Tyagi's status message had read: "The Ganga has been declared a living entity; will criminal charges be initiated if someone drowns in it?" Telegraph reports that Tyagi had meant it as a wisecrack on a High Court ruling on Ganga and Yamuna, asking the rivers to be treated as persons with rights.

However, he was charged under Section 66 of the Information Technology Act which could lead to a jail term of three years and deals with 'hacking'. The Telegraph quotes the FIR accusing Tyagi of posting 'galat tareeke ke (wrong type of) comments" on Facebook.

The Telegraph spoke to Wasim Nadeeq Khan, who got Tyagi legal aid. He told them: "The police had initially registered the FIR under Section 66A, which prescribes three years' jail for offensive posts, unaware that the Supreme Court had struck it down as unconstitutional in March 2015. When they realised the mistake, they merely dropped the letter 'A'."

Tyagi was also booked under Section 420 of the IPC for having the picture of a police officer as his profile picture. The picture was of Akhtar Khan, a police officer killed on duty in Greater Noida, he had out the picture as a protest against his murder like people on Facebook tend to do.

Tyagi was let off almost after a month, following postponed bail hearings.
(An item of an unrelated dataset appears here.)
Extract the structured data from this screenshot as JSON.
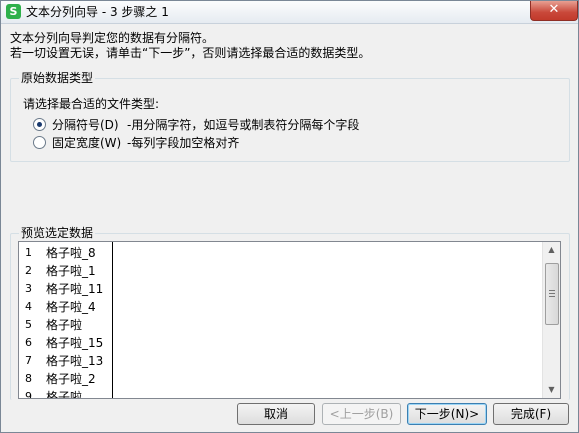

In fact, once he was remanded in custody as the magistrate decided his was a 'serious' matter and he deserved to spend more time in jail.

Read the complete Telegraph story here.